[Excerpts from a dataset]
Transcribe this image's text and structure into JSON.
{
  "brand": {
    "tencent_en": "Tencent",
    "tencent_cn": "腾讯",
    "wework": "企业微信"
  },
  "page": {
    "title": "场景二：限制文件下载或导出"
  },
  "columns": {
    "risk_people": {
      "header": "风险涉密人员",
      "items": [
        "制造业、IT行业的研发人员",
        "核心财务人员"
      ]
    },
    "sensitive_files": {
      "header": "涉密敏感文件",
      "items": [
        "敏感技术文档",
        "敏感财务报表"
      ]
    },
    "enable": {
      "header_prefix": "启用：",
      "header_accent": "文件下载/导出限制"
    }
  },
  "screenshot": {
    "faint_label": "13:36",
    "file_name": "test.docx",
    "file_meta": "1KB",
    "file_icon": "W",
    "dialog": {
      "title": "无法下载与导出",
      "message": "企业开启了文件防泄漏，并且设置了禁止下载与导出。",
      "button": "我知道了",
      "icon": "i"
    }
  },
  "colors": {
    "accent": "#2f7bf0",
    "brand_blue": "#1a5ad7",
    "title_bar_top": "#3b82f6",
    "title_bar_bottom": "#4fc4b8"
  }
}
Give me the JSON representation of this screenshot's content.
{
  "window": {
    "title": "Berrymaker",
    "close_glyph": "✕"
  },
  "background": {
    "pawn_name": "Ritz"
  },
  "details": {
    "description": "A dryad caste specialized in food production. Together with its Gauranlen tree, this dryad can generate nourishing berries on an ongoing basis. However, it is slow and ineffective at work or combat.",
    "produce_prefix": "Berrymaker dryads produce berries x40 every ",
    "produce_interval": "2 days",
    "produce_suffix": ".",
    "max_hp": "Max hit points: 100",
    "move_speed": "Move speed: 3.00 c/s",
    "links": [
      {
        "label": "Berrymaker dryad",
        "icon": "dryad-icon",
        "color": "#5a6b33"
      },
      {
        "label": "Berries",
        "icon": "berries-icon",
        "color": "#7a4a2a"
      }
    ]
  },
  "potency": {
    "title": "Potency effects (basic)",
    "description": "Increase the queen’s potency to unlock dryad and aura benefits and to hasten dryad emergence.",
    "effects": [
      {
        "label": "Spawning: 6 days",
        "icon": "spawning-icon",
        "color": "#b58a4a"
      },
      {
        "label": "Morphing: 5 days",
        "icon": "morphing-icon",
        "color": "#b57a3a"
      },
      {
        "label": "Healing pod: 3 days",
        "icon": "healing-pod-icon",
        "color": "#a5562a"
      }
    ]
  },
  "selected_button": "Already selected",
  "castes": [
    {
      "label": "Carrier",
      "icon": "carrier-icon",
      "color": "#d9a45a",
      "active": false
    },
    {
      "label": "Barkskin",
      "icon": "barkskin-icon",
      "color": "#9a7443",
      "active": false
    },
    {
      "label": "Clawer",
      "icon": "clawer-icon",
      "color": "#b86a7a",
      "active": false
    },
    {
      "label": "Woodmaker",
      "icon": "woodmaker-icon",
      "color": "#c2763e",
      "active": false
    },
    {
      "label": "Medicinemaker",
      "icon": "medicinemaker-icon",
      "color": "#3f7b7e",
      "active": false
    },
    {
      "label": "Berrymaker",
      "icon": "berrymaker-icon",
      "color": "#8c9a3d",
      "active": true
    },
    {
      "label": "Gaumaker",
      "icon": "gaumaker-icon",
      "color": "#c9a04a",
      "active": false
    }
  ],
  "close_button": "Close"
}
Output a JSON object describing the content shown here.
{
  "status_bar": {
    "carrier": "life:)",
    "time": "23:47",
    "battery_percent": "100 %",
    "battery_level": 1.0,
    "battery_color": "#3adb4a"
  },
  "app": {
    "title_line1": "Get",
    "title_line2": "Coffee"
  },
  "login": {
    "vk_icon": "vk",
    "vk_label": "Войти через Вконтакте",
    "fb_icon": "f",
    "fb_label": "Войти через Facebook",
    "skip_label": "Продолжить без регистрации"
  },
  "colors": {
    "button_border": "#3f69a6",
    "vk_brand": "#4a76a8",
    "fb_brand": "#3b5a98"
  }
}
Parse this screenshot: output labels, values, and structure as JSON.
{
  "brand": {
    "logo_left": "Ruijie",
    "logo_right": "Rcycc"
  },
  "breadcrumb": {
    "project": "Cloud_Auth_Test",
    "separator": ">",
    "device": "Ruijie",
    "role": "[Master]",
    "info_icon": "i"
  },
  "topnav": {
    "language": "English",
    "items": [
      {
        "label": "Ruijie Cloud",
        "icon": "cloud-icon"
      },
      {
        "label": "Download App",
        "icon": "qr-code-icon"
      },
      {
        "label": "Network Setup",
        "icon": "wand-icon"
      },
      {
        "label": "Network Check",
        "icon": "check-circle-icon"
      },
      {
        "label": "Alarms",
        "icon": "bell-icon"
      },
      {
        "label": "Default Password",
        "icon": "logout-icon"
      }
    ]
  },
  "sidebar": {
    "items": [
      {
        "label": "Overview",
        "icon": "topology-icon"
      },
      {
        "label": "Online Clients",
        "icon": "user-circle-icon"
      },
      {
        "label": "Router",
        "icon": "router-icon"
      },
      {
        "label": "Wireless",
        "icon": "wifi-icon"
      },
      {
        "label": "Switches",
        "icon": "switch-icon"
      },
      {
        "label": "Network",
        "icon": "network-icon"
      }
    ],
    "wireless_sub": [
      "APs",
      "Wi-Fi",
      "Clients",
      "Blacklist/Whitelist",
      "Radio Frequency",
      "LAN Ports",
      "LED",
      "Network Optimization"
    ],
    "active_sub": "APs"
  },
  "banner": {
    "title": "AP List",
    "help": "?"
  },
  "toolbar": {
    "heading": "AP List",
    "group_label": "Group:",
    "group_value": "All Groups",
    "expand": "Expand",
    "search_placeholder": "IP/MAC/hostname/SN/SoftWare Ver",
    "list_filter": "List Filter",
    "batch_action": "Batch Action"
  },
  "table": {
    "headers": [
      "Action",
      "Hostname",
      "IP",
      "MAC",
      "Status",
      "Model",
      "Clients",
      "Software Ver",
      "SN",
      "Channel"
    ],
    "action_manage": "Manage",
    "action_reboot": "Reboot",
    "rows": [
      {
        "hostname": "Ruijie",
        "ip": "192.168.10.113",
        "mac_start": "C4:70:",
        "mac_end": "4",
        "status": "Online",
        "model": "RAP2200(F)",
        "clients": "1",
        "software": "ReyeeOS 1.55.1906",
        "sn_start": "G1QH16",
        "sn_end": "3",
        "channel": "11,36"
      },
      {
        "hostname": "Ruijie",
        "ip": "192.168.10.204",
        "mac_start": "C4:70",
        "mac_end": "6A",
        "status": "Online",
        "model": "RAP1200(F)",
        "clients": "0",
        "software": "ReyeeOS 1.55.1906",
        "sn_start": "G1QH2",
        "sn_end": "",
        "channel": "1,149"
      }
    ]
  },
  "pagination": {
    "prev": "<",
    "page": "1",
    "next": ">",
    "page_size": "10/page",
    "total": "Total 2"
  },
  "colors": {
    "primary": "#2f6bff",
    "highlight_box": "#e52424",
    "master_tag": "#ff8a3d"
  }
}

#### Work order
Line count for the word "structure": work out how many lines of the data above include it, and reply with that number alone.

#### Exercise solution
2